EXCERPTED RECORDS -
Segment Open

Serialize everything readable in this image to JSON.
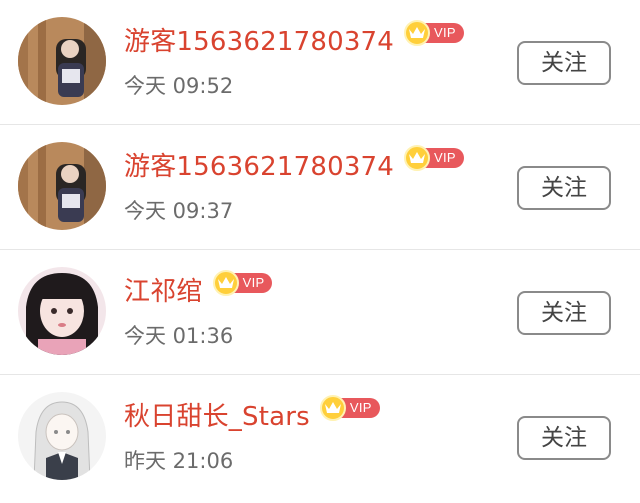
{
  "vip_label": "VIP",
  "users": [
    {
      "name": "游客1563621780374",
      "time": "今天 09:52",
      "follow_label": "关注",
      "avatar_icon": "photo-avatar-girl-wood"
    },
    {
      "name": "游客1563621780374",
      "time": "今天 09:37",
      "follow_label": "关注",
      "avatar_icon": "photo-avatar-girl-wood"
    },
    {
      "name": "江祁绾",
      "time": "今天 01:36",
      "follow_label": "关注",
      "avatar_icon": "photo-avatar-girl-portrait"
    },
    {
      "name": "秋日甜长_Stars",
      "time": "昨天 21:06",
      "follow_label": "关注",
      "avatar_icon": "anime-avatar-girl"
    }
  ],
  "colors": {
    "name": "#d9432f",
    "time": "#6b6b6b",
    "vip_badge": "#e8585c",
    "crown": "#ffcf3a"
  }
}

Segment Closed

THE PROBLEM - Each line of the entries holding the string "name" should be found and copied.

WRITTEN SOLUTION -
      "name": "游客1563621780374",
      "name": "游客1563621780374",
      "name": "江祁绾",
      "name": "秋日甜长_Stars",
    "name": "#d9432f",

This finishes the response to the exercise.